§ Records for processing
◆ ◆ ◆ ◆ ◆ ◆ ◆

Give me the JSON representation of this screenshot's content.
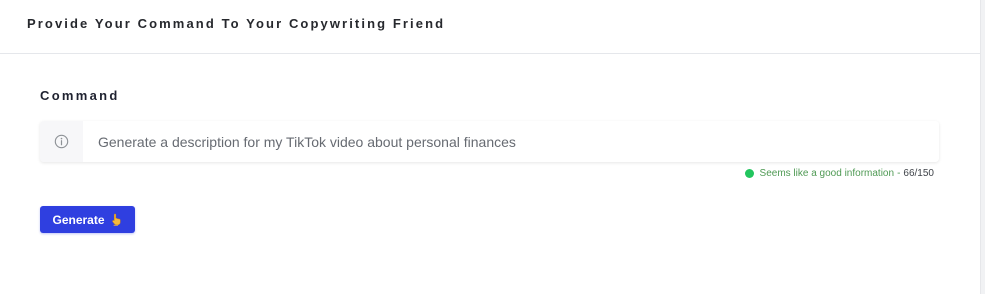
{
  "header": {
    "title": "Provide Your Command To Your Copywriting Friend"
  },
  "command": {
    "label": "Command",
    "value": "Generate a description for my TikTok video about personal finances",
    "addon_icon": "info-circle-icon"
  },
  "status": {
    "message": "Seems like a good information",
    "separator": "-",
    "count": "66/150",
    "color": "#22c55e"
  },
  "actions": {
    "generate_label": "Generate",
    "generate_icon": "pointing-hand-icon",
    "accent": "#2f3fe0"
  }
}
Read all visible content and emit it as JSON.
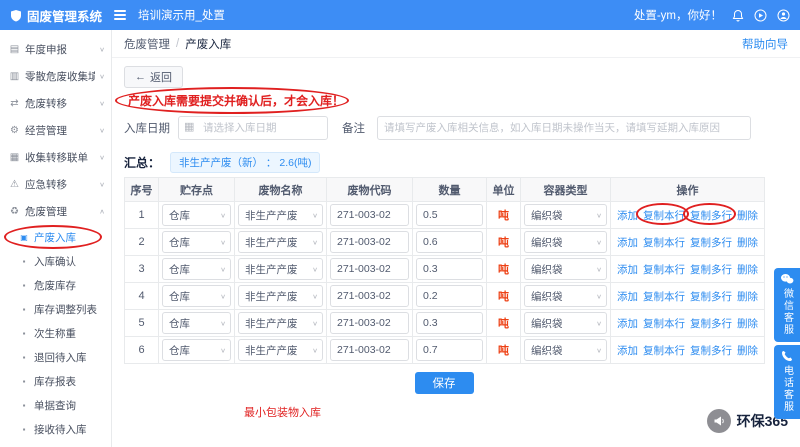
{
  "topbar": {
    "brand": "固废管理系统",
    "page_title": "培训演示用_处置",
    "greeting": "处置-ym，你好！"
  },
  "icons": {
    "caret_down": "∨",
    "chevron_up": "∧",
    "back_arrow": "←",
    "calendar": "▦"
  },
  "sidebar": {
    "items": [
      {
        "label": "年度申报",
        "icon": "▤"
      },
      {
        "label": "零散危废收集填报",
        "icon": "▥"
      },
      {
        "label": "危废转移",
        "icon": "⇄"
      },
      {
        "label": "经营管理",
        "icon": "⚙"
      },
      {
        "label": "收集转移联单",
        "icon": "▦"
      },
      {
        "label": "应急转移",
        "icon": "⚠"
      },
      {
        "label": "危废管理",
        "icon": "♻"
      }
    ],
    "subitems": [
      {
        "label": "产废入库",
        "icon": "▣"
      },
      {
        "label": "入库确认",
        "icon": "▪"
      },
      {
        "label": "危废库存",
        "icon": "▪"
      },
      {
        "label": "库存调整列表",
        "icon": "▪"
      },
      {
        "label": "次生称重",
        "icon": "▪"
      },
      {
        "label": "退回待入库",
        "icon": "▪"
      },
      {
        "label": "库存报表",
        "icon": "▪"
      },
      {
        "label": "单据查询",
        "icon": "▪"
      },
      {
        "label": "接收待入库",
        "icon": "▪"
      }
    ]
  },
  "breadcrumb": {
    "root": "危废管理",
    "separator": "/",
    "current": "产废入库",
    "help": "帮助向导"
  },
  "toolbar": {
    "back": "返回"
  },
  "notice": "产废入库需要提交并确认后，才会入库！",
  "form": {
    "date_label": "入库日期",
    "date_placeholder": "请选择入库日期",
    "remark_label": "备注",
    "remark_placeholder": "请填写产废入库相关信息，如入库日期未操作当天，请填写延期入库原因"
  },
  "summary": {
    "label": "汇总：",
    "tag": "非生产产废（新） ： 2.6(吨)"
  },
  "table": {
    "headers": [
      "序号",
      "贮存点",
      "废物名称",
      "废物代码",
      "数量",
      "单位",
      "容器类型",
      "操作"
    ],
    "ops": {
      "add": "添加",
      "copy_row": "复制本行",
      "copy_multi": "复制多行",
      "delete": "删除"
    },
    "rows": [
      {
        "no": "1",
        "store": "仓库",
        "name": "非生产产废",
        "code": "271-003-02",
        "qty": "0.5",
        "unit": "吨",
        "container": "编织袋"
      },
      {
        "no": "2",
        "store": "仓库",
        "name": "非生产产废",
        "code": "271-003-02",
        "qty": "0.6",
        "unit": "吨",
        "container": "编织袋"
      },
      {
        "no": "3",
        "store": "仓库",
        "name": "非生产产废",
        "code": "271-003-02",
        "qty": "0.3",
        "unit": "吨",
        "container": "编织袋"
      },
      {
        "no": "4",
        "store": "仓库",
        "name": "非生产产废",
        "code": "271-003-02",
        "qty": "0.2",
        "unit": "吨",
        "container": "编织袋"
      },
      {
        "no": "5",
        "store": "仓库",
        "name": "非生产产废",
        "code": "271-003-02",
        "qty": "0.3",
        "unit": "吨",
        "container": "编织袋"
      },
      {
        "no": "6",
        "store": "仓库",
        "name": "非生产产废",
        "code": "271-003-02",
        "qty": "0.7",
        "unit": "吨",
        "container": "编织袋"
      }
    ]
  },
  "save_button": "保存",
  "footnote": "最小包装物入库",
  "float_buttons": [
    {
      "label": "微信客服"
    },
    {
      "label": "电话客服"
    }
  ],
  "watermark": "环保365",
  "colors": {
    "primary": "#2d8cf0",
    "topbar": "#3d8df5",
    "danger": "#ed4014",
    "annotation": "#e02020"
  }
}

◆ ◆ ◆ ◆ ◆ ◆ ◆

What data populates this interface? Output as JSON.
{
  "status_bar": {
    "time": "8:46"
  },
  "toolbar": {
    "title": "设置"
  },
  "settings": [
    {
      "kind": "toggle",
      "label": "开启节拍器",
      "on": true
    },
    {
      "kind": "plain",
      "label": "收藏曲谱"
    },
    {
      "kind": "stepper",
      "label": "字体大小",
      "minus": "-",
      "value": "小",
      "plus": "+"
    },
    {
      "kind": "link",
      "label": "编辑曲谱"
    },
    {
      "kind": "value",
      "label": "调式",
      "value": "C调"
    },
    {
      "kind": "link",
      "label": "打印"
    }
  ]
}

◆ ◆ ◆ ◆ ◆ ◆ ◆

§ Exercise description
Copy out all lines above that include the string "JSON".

§ Response for this exercise
Give me the JSON representation of this screenshot's content.
Read all visible content and emit it as JSON.
What data populates this interface? Output as JSON.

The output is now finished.